Showing posts from October, 2012

ANPS translates Cubitum vulpei ...

... into Fox's Elbow (unlike the road sign makers who use - inter alia - Foxes Elbow or Foxe's Elbow).  Enough with the Latin: there are too many photographs of lovely things.

After this image of the basic habitat
I'll begin with the orchids as I am sure the orchid experts will want to get stuck right in to the Diuris mystery starting at the second image down.
Diuris sulphurea. This is the mystery and I have shown three images of it in the hope this will enable someone to say what it is.  Hopefully without use of the cheaty word 'aff'.  The overall colour was like D sulphurea but it was much smaller than all the other examples of that species and it didn't have the brown spots.

This one was right at the end and referring to David Jones' big book I have concluded it is D. pedunculata, the Small Snake Orchid.  The location today was not far from Braidwood specifically mentioned as part of the range.
Thelymitra pauciflora
 Calochilus platychilus  Note the red spo…

Rhodos Rool!

I hope readers will excuse yet another foray into exotic plants.  I thought the display of Rhodedendrons in Commonwealth Park today worthy of blogging.

I'll note that I had gone there looking for fruit bats, which while not really native to the area seem to have spread here under their own steam.  They were not around, probably being driven away by the long cold Winter.

With no more ado here are my photos of the pretty flowers.  The display starts just behind the statue.  I have no idea why the choughs were running away from the plants.

What a pity they are not in flower during Floriade!  But as a 'local' all I can say, emulating the Sergeant in It Aint half hot Mum  is "Oh dear, what a pity.  Never mind!"

Much natural action

The action in the natural history department kicked off this morning with the small dog displaying much interest in the Southern side of a Joycea pallida tussock.  This was undoubtedly due to the Shingleback lurking on the Northern side of the tussock.  Fortunately the two animals were kept apart.

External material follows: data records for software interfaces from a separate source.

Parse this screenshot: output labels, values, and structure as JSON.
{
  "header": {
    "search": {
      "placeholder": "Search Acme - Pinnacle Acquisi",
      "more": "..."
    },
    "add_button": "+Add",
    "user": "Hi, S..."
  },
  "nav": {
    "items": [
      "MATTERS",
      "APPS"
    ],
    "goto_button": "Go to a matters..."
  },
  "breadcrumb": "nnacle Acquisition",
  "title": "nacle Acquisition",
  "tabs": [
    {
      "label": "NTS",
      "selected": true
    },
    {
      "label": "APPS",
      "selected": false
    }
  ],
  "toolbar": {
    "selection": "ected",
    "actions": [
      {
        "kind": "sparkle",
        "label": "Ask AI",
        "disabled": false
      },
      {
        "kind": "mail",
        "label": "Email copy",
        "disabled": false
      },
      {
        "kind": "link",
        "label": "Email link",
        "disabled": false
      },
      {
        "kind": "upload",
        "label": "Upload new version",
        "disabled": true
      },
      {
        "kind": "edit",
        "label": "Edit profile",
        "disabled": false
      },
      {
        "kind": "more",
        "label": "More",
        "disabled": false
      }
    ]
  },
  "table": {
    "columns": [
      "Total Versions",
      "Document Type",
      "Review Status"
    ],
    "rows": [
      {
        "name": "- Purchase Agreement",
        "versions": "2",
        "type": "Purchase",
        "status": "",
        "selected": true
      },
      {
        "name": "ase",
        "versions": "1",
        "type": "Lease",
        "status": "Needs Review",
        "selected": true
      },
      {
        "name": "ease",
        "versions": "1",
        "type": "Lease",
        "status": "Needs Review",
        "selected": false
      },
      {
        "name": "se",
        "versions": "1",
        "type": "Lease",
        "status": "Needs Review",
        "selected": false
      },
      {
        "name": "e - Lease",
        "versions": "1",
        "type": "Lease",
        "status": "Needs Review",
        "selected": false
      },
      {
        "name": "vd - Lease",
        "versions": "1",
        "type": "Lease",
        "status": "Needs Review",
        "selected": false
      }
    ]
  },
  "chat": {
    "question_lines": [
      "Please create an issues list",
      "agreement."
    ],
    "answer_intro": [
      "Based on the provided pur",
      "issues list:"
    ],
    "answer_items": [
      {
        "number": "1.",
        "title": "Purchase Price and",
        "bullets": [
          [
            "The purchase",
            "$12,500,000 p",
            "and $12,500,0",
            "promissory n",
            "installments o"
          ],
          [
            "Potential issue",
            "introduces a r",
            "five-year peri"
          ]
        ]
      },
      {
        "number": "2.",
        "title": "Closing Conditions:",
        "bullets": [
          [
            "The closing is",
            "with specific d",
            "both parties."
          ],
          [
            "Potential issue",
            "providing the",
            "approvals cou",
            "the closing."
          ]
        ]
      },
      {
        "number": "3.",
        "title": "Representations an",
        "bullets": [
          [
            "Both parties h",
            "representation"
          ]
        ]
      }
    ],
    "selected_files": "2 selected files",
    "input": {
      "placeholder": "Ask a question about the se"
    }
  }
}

I then toddled off for a run on Whiskers Creek Rd.  (My adviser reckons I need some spreed work over the next month.)  As I got down to the Creek I was aware that the thornbills were rather excited.   This reflected the visible presence of a large Red-bellied Black Snake on the edge of our drive.  Proving that I need the speed work, by the time I had rumbled back to the house and returned with my camera Joe Blake had shot through.

My next foray was to the Plain to check out the situation on the swamp.  This was essentially excellent as shown in the last few updating entries in my prior post.

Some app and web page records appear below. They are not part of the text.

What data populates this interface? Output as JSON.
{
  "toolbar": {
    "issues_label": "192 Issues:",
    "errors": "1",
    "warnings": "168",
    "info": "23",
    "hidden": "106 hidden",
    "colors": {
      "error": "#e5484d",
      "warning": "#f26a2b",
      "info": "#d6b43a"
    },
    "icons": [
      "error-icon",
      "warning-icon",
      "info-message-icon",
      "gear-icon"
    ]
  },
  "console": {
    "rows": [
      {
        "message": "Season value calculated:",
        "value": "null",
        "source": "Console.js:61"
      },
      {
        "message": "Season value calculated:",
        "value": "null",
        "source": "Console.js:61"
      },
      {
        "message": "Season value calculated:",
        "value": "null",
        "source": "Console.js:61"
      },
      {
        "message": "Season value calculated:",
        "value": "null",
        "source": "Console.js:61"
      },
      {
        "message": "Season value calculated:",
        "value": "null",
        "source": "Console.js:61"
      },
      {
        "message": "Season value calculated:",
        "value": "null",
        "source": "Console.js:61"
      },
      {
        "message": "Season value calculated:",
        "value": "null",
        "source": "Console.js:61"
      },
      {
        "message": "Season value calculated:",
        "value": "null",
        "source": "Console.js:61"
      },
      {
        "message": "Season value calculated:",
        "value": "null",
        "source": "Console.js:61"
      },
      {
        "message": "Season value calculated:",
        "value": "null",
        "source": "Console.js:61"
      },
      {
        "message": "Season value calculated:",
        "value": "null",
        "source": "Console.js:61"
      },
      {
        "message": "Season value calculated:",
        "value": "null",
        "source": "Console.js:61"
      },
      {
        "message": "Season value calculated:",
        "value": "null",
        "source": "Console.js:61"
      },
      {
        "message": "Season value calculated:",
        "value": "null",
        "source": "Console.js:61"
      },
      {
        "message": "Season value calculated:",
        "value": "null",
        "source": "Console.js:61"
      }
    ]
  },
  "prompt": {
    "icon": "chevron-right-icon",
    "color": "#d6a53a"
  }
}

As I returned over the creek I noticed that there were no signs of the snake, which is possibly why …

Some Carwoola orchids and a question answered

The Diuris semilunulata towards the top of the block are now blooming well.
I marked a spot where some Microtis sp leaves were seen.  Today, 25 October some well developed buds were seen on them.  Despite the howling gale that was going on, I managed to get an image of them.  Now all we have to do is to wait for the flowers to develop and then try to identify the species.

Eventually (30 October) a couple of florets opened looking like this.
An orchid expert has confirmed this to be Microtis parviflora.

Quite a few sun-orchids have opened today.  I believe that they are Thelymitra peniculata since they look a bit fatter in the petals than those I called T. pauciflora yesterday!

We now get towards a question.  On 24/10 in the woodland at Dalton the sun-orchids were all wide open when we left just before 1500 hours.  On 25/10, as is usual in this area, they were all shutting up shop by 1345 and were more or less completely closed by 1400.  While most of the local examples are in grassla…

ANPS goes to Dalton and sees many orchids

The orchids seen on today's trip were stunning.  It is the first time I can ever remember passing on photographing Thelymitra (Sun orchids) because there were so many of them.  I hope any orchid experts reading this offer any corrections they see as necessary.

To begin in the cemetery.  Amidst the death (OK you expect that in a cemetery) and destruction there were 3 species of orchids. Here are:

Oligochaetochilus aciculiformis Stegostyla cuccullata I didn't see the donkey orchid here, but Roger Farrow did and has provided (thanks Roger) this image of Diuris semilunulata.

Once out on the roads the first orchids was soon found.  The flowers are small and the base of the leaf and stem were reddish so I call it Thelymitra pauciflora.
Bees also find them interesting!
I am not sure the 'pinkness' of this flower comes out in the images.  On the roadside this was very obvious.  The colour of the column led me to believe it was Thelymitra arenaria.

In TSR 30 there were many examp…